In your view, Mr. Vaughan, is there a constitutional impediment to the federal government contributing to, as they once did, proper longitudinal studies of surface water flow in order that we can have proper information? Would it be a good idea — as this committee has recommended in a report and as Senator Seidman referred to earlier — to have a single repository someplace where the information, having been obtained, talking always about apples and apples and apples because no such thing presently exists, would that not be a good idea in order to achieve the ends you have set out?
Mr. Vaughan: To my knowledge, and I am not a lawyer, there is not an impediment. My understanding is that any river or water body that is traversing between provinces or between Canada and the United States, the federal government has a clear and explicit responsibility.
We point out in a chapter that with respect to the hydrometric program, there are 2,100 stations across Canada. In the report, we have said it is a program that is actually working well. The quality of that data is reliable and has very high standards, and they have a number of partnerships with provinces. Some of them are on a cost recovery and some are stand-alone. The systems are in place there.

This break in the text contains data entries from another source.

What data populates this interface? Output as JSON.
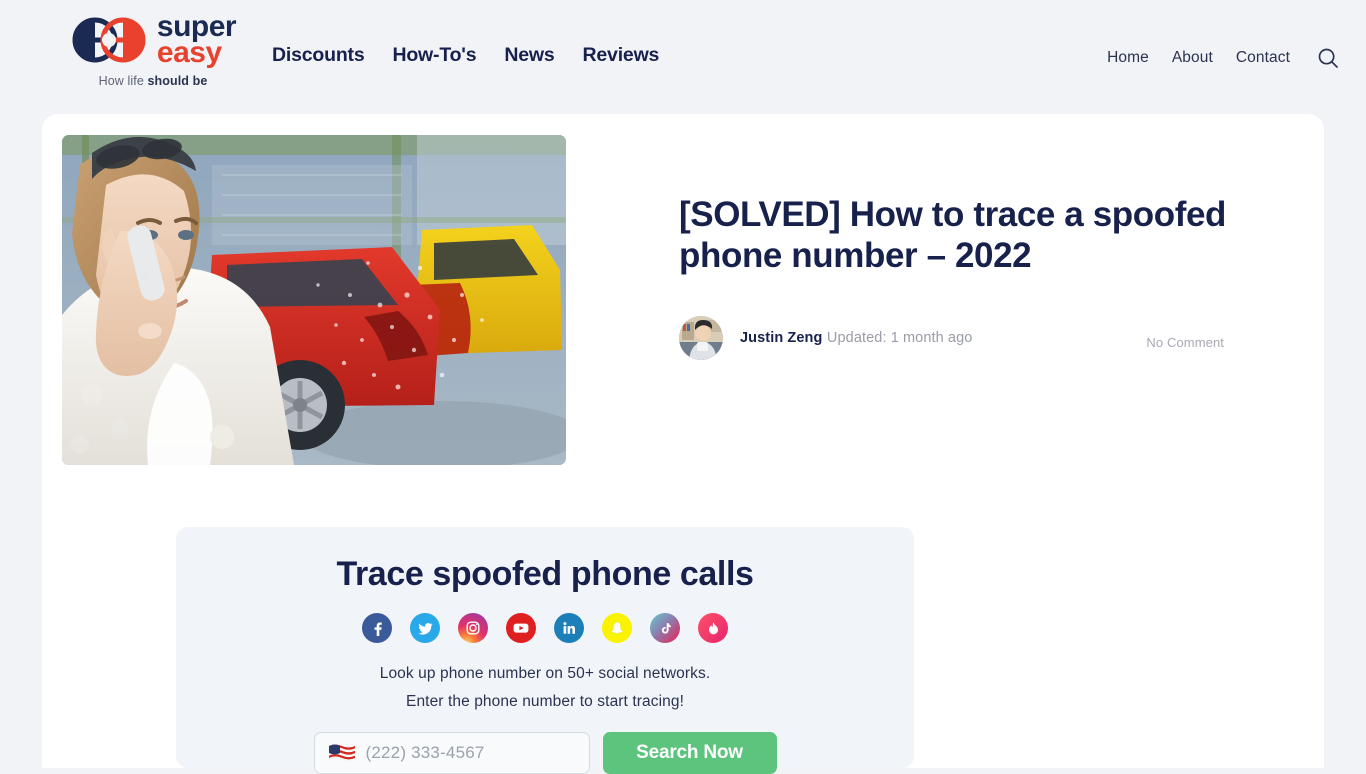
{
  "brand": {
    "name_line1": "super",
    "name_line2": "easy",
    "tagline_prefix": "How life ",
    "tagline_bold": "should be",
    "logo_navy": "#1b2a52",
    "logo_red": "#e8422f"
  },
  "nav": {
    "primary": [
      {
        "label": "Discounts"
      },
      {
        "label": "How-To's"
      },
      {
        "label": "News"
      },
      {
        "label": "Reviews"
      }
    ],
    "utility": [
      {
        "label": "Home"
      },
      {
        "label": "About"
      },
      {
        "label": "Contact"
      }
    ],
    "search_icon": "search-icon"
  },
  "article": {
    "title": "[SOLVED] How to trace a spoofed phone number – 2022",
    "author": "Justin Zeng",
    "updated": "Updated: 1 month ago",
    "comments": "No Comment",
    "hero_alt": "woman-on-phone-car-crash"
  },
  "widget": {
    "title": "Trace spoofed phone calls",
    "copy_line1": "Look up phone number on 50+ social networks.",
    "copy_line2": "Enter the phone number to start tracing!",
    "socials": [
      {
        "name": "facebook-icon",
        "color": "#3b5a9a"
      },
      {
        "name": "twitter-icon",
        "color": "#29a9ea"
      },
      {
        "name": "instagram-icon",
        "color": "#d6317f"
      },
      {
        "name": "youtube-icon",
        "color": "#e02020"
      },
      {
        "name": "linkedin-icon",
        "color": "#1d7fb8"
      },
      {
        "name": "snapchat-icon",
        "color": "#f9f200"
      },
      {
        "name": "tiktok-icon",
        "color": "#9a6b8e"
      },
      {
        "name": "tinder-icon",
        "color": "#f2455f"
      }
    ],
    "phone_placeholder": "(222) 333-4567",
    "phone_value": "",
    "country_flag": "us-flag-icon",
    "submit_label": "Search Now",
    "submit_color": "#5cc47c"
  }
}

One of the things we identified, though, is whether they are keeping up. This information on water flows is critical for the agricultural sector and for the industrial sector with respect to expanding communities. Some communities are now saying they do not think they will have enough drinking water 20 years or 30 years from now because of demographics and changes in industrial use.
We have said there is a good foundation, but the government itself has identified some gaps and we have suggested they think about closing those gaps.

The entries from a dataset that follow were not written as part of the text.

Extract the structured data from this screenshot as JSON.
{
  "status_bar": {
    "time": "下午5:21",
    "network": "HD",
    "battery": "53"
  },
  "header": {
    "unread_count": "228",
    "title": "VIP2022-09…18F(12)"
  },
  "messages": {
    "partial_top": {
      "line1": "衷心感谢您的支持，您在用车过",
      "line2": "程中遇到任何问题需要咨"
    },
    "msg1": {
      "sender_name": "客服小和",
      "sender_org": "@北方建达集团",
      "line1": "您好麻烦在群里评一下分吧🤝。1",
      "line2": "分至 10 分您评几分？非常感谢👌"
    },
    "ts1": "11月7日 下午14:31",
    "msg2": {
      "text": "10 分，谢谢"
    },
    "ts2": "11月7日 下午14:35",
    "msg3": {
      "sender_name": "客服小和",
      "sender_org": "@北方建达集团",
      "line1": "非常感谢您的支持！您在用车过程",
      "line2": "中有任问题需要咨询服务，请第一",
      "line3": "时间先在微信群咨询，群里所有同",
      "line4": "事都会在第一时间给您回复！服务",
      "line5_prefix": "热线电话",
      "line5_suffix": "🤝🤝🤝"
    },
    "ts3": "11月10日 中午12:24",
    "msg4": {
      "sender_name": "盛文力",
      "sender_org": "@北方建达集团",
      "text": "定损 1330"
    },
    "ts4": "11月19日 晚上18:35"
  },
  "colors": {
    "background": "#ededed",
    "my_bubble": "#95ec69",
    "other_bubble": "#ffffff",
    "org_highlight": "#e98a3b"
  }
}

Senator Lang: To respond to Senator Banks, if I could, I want to make the point that we all share concerns about the quality of water and the future of our rivers and our drinking water.
I want to make the point here again on the question of the responsibility of the provinces. It is easy for us to sit here and criticize the Province of Alberta or Yukon or the Province of British Columbia. The point I make is that they have the responsibility. You just read a report that through their political process, in one manner or another, some things have come to light that they are deficient in doing. Fair enough. It will be their responsibility to remedy it. They have the regulatory body.
What bothers me is that if we get into this attitude and this bubble we live in here in Ottawa that we will solve the problems in Alberta, because they came up with a report and they have not been doing what they are supposed to be doing. There are a lot of things we do not do well ourselves where we have direct responsibility. I could go on for an hour with a litany of things.
The Chair: Do you have a question?
Senator Lang: The witness made it very clear, and Senator Banks made the point from the point of view of agreements with the provinces and the financial wherewithal to be able to meet some of these responsibilities. That is the way I would conclude.
The Chair: That is excellent, Senator Lang. Mr. Vaughan, it is always a joy when you come and share your wisdom with us. I thought you were very even-handed in dealing with the questions, pro and con. Thank you to Mr. McKenzie and Mr. Ferguson. It was lovely to have you with us. We look forward to your next report.
I will terminate the meeting. Colleagues, I would like to keep you for one second after. The meeting is adjourned. Thank you very much.
(The committee adjourned.)